WORK REQUIRED >> The answer must consist of each line below that contains the word "bruk", copied in full.

Collection entries:
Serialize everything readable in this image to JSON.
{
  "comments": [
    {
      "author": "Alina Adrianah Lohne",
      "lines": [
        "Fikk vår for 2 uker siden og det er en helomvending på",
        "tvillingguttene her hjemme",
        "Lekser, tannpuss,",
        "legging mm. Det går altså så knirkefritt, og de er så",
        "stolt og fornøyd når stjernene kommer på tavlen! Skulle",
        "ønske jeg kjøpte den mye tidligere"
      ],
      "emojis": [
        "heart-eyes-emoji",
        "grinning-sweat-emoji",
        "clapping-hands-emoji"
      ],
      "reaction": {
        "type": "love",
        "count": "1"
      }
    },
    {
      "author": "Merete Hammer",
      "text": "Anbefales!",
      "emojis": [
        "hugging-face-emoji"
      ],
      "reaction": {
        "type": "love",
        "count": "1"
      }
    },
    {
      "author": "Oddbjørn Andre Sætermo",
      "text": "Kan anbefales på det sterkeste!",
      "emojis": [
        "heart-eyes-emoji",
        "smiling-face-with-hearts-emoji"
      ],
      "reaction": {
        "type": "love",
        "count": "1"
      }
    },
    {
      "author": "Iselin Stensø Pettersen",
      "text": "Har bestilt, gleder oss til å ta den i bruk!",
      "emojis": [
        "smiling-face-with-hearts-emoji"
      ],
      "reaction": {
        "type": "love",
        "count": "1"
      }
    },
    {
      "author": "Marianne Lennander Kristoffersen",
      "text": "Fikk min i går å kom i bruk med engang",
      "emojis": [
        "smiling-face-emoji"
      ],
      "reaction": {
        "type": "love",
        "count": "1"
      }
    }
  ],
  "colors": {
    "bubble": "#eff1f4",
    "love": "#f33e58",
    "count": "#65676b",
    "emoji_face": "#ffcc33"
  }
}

ANSWER TO THIS PROBLEM >>
      "text": "Har bestilt, gleder oss til å ta den i bruk!",
      "text": "Fikk min i går å kom i bruk med engang",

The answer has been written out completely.